Where To Stay: On this trip, the girls and I stayed at the La Quinta Inn in Sharonville. Located off of I-75 approximately 15 minutes north of the Gardens, the La Quinta is convenient, fairly inexpensive (we paid about $75.00 for a room with two beds), boasts an indoor swimming pool, free continental breakfast, and is near several restaurants. For more information, visit http://www.lq.com/ or call (800) SLEEP-LQ.
Ticket Prices: Kings tickets are priced as follows: $12.00 (adult) and $10.00 (youth and college students w/ID).
Parking: There is parking on either side of the Gardens, and an auxiliary lot across Seymour Ave. Since I didn't pay to park, I'm not sure what they charge to park in the Gardens' lots.

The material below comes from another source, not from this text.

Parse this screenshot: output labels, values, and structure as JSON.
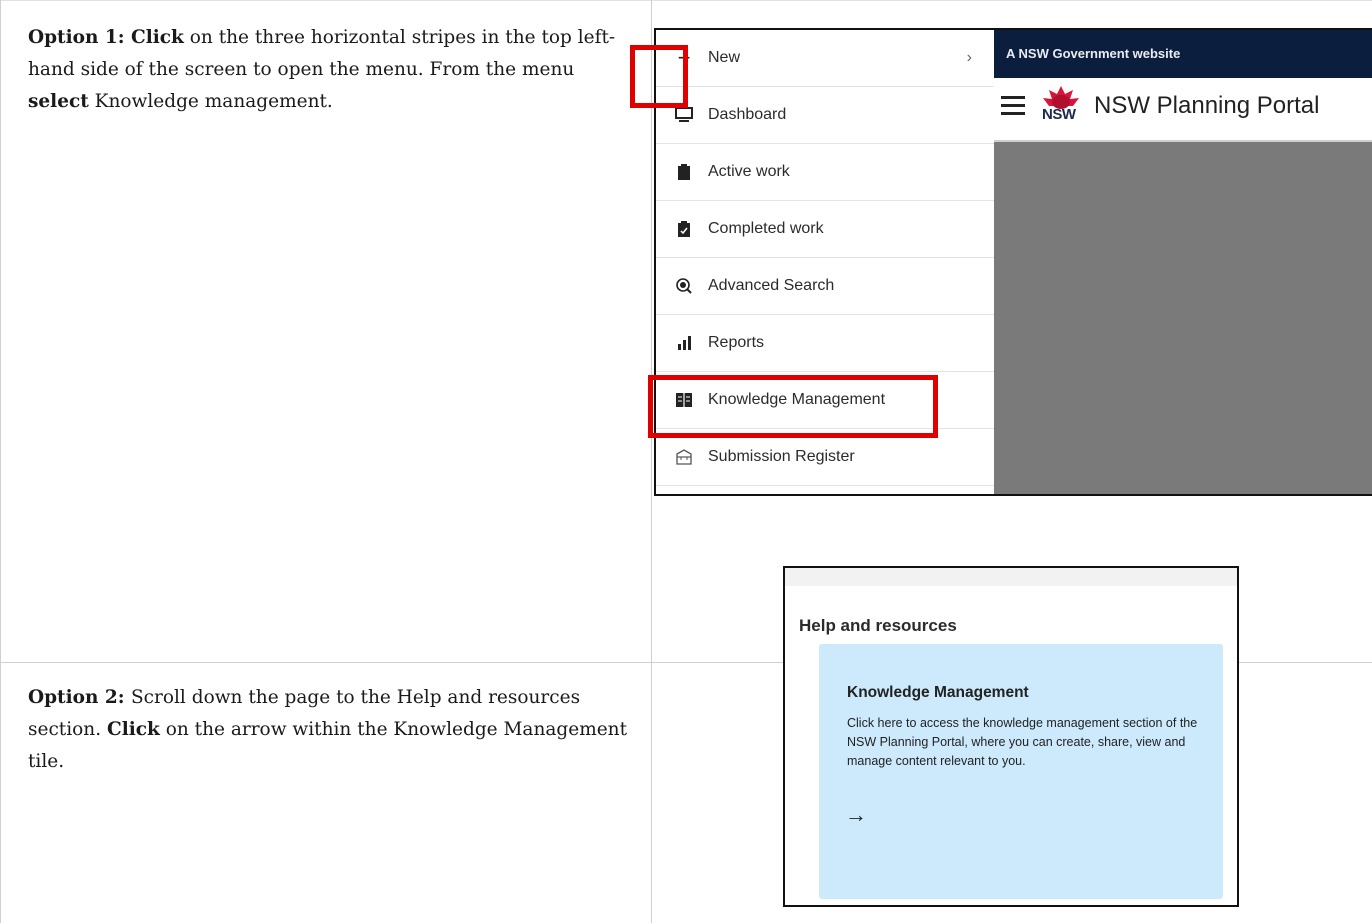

The Good Seats: The Gardens has seating on all four ends, but the majority of the seating is along the sidelines. The seating along the sides is double decked, and the old-fashioned wood slat seats are angled well enough to give everyone a good view. The seating on the ends stops about twenty feet above the field level. You can still get a good view on the ends, but if the action is down on your end, you have to hunch over a little to see it.
Getting In: The main lobby is the only entrance, and also is the location of the box office.

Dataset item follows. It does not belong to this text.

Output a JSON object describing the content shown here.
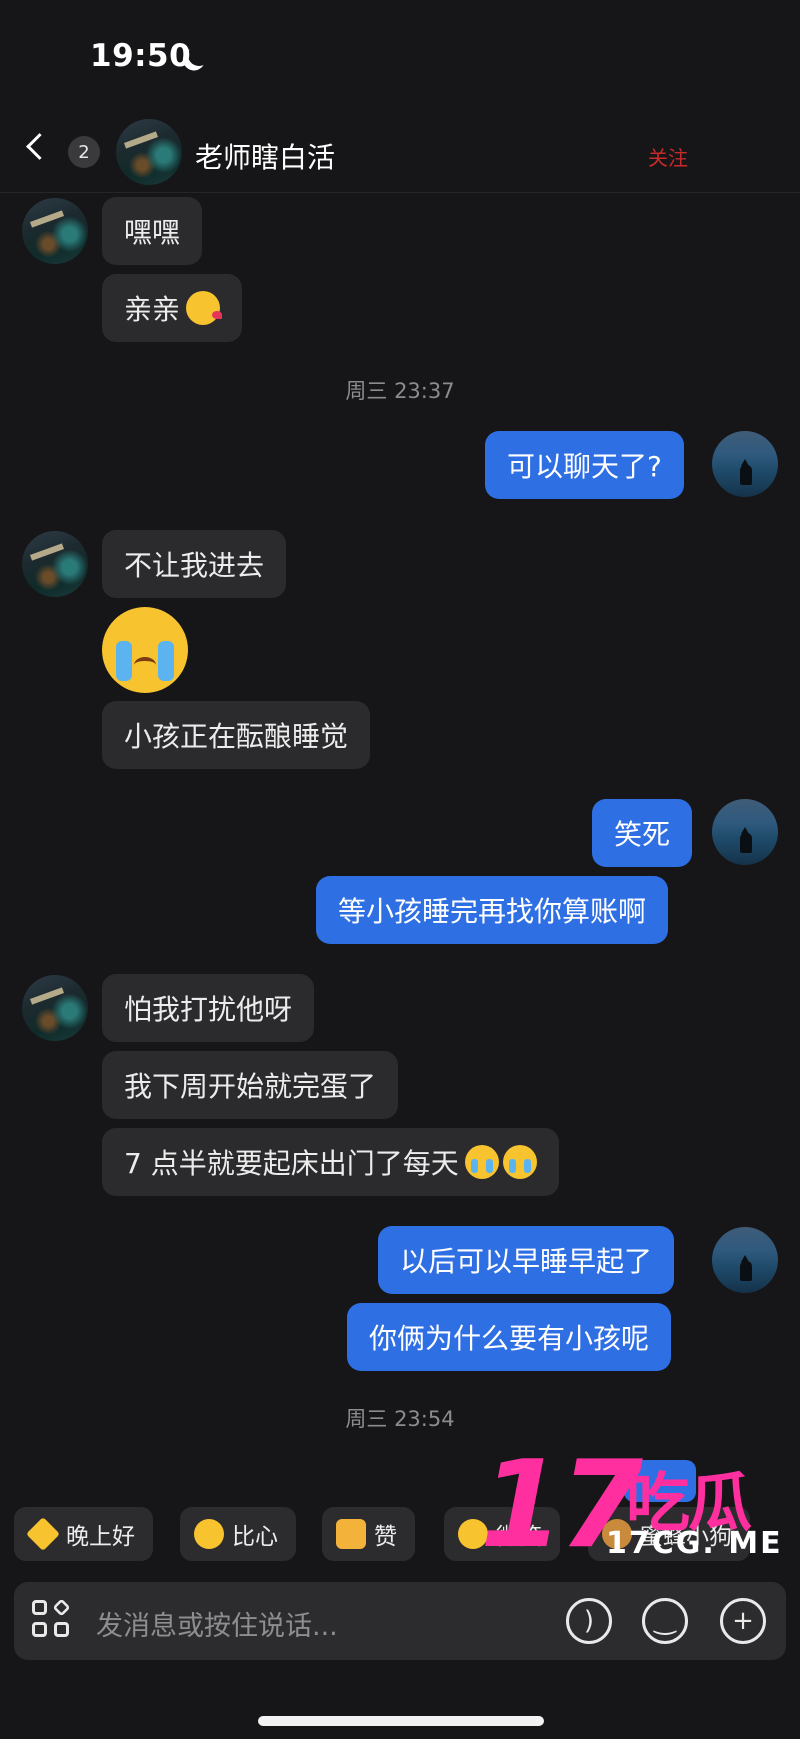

Arena Food: Since I was a bit occupied on the Waza bench (see photo), I will rely on Linda and Joan's impressions on the grub at the Gardens. According to the girls, they weren't that impressed with the cheeseburger that they bought, saying that it tasted like a soyburger that you might get in a school lunch line. Linda was much happier with the bratwurst, as it was fully bun sized, with a mild taste. She said it would have been better if it was grilled and not boiled, but it was still acceptable. She also approved of the pork link sausage, which she said was "spicy, hot, and very tasty".
There were two concession stands open, one on each side. There is a bar in one corner of the arena, near the entrance, which serves beer and mixed drinks. It's decorated with many hockey pucks of teams that played for and against the teams that visited the Queen City
Here are some of the prices from the Cincinnati Gardens' concession stands:
Hot Dog: $3.50 Hamburger: $3.50 (with cheese) Nachos: $3.50 (add $1.50 for a side order of extra cheese) Pretzel: $3.50 Bottle Soda: $2.00 Pizza Slice: $3.00
Souvenirs: I didn't see any merchandise sold, but the girls said there was a small stand in the main concourse.
Restrooms: There are restrooms located on the ends of the arena opposite of the main entrance. They are rather old, but in good order.
Mascot: There is a mascot, a Kings' staffer that is wearing a cape, a "Burger King" mask, and carrying a scepter. He is nameless, but does a fairly good job circulating in the stands.
Program: A free roster card.
Scoreboard/Arena Voice: There is a large, centerhanging scoreboard (which a staffer told me was bought from Louisville's Freedom Hall several years back). It was not in use during the Kings game, but there was a smaller scoreboard mounted above one of the goals, which gave basic game information. The Kings also have a large screen which shows crystal clear images of the game action. The PA voice is pretty good, and the music is OK as well.
Arena Staff: Limited, but fairly helpful.
Arena Features: One of the nicer features of the Gardens is the "Legends of the Gardens" exhibit. Opened in 1999, in honor of the building's fiftieth anniversary, the large exhibit shows many pieces of memorablilia from the events and teams that called the Cincinnati Gardens home.
Atmosphere: Although there was only about 600 people in attendance, there was a decent atmosphere at the game. The people there knew soccer, and were very into the game. I've been there for Cyclones hockey games in the past, and when the team drew a big crowd (which was often), the Gardens was a rocking place!
Overall: The Cincinnati Gardens, which has just past it's sixtieth birthday, has something that many of the newer buildings don't have...character. It's one of those places where you can imagine what it was like to see a sporting event many years ago. Whether it's a long time home for the Kings is up for debate, the Gardens is still a viable venue and a hidden jewel for Cincy.